Carey dropped a pass that showed Palmer’s ability to run through his progressions and make a play the way Clausen did last week.
Clausen had to fight cruddy headsets, managing to call the right play, even if it wasn’t an explosive one, and I still think Clausen wins the backup battle, but Palmer won Thursday night.
Wait, that was Jared Allen’s debut?
He was such a non-factor as a pass rusher that you’d think Julius Peppers was still here.
Worse, the Bears pass rush was better without him the week before.
Heck, the Bears everything was better the week before. The Bears everything against the Jaguars picked last year’s scab.
The Bears starting defense looked undisciplined and inept, getting suckered on the Jaguars misdirection and allowing gash plays because they appeared ill-equipped to deal with a hurry-up offense.
At least they didn’t have to waste a timeout in the first minute of the game the way they did last week against the Eagles.
But that was the Eagles. Chip Kelly’s Eagles, a good team that stresses the no-huddle offense.
These were the Jaguars, who are so bad that they’re the exhibition game you play before you play exhibition games.
The troubling thing about the Bears defense against the Jaguars was that it reminded you of the nightmare that was last season --- the nightmare that wasn’t supposed to happen again.
No pass rush, no run-stopping, no nothing that gave anybody confidence in Mel Tucker or the new bodies on the defense.
On a third-and-12, the Jags went for 20. That was the house special at Mel’s Diner last season. Stop serving up that garbage.
Geez, if Chad Henne is going to do that to the Bears starting defense, then what will real quarterbacks with real teams do?
If injuries along the offensive line aren’t a big deal, then why have the Bears starters stunk with Matt Forte running the ball for a second consecutive game? I’ll hang up and listen for my answer.
But at least the pass protection was outstanding, with a special nod to suddenly famous Michael Ola. And don’t underestimate Jay Cutler’s accuracy, which hasn’t been his best asset.
Eric Weems ran into his own player on the first kickoff return. Then he fumbled the second one. Then he fell down short of the 20 on the third one. Raise your hand if you think Weems as a kick returner is an exercise in futility.
The Bears kickoff coverage remains painful to watch, too, and I’m thinking, Joe DeCamillis needs a rule outlawing kickoffs altogether.
I saw Shea McClellin flash on a couple run plays. And I saw him get destroyed on a 17-yard run up the middle and trail and flail in coverage. He’s guaranteed a roster spot? Seriously?

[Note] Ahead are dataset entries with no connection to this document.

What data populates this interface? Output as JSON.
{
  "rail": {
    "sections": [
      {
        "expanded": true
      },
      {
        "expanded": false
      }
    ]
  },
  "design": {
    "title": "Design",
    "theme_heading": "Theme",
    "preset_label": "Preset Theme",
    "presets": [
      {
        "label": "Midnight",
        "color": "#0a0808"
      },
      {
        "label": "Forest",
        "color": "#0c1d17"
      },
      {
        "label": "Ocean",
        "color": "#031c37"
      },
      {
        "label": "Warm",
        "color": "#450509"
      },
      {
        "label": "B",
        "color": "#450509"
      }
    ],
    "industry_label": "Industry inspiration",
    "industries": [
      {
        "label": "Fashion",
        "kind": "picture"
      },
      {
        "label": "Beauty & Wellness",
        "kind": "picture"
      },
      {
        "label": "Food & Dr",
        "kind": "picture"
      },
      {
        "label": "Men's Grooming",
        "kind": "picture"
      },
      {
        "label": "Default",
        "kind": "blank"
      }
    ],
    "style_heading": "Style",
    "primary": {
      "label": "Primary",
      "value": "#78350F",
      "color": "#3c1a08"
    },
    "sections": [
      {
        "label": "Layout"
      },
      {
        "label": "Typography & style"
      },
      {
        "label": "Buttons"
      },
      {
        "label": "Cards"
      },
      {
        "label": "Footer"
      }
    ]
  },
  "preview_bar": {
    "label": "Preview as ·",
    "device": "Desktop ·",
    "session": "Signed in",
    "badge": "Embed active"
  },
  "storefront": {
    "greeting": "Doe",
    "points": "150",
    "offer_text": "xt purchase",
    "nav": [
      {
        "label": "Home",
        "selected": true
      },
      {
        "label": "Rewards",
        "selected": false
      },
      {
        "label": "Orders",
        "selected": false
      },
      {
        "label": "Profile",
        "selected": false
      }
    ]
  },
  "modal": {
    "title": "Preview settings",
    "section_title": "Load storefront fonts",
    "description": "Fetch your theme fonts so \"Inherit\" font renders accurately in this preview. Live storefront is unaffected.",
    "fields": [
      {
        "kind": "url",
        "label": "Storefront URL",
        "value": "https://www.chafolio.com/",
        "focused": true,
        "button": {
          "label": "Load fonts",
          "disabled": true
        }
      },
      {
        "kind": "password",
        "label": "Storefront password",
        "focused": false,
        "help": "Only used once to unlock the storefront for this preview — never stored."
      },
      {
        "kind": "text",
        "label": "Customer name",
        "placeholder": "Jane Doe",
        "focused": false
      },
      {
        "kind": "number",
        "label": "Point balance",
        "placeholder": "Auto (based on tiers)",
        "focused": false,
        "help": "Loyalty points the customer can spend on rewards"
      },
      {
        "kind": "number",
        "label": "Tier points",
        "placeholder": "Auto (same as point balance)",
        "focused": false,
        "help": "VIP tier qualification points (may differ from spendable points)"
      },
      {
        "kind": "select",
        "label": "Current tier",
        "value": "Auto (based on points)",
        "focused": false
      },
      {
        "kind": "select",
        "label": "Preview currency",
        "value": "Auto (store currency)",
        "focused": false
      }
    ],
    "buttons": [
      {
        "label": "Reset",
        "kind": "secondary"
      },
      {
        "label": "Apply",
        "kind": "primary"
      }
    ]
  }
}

Look at you, John Bostic, blowing up a third-and-1 run for a four-yard loss.
Trevor Scott makes plays.
Kelvin Hayden better hope nobody on the coaching staff saw the game.
Ditto, Ryan Mundy.
I suppose the Seahawks will show us next Friday who us who the Bears starting safeties are because nobody knows yet, and that goes for Bears coaches.
The trainers apparently saved the Bears a tough choice: Playing Chris Conte in front of home fans or giving him his first action after surgery against the defending Super Bowl champions.
Pat O’Donnell bombed a punt 51 yards with hang time better than five seconds after Tress Way blew a chance to pin the Jags deep. Tress Way, your plane is boarding.
Wait a minute, I think another Cub just struck out.Copyright © 2015, The Baltimore Sun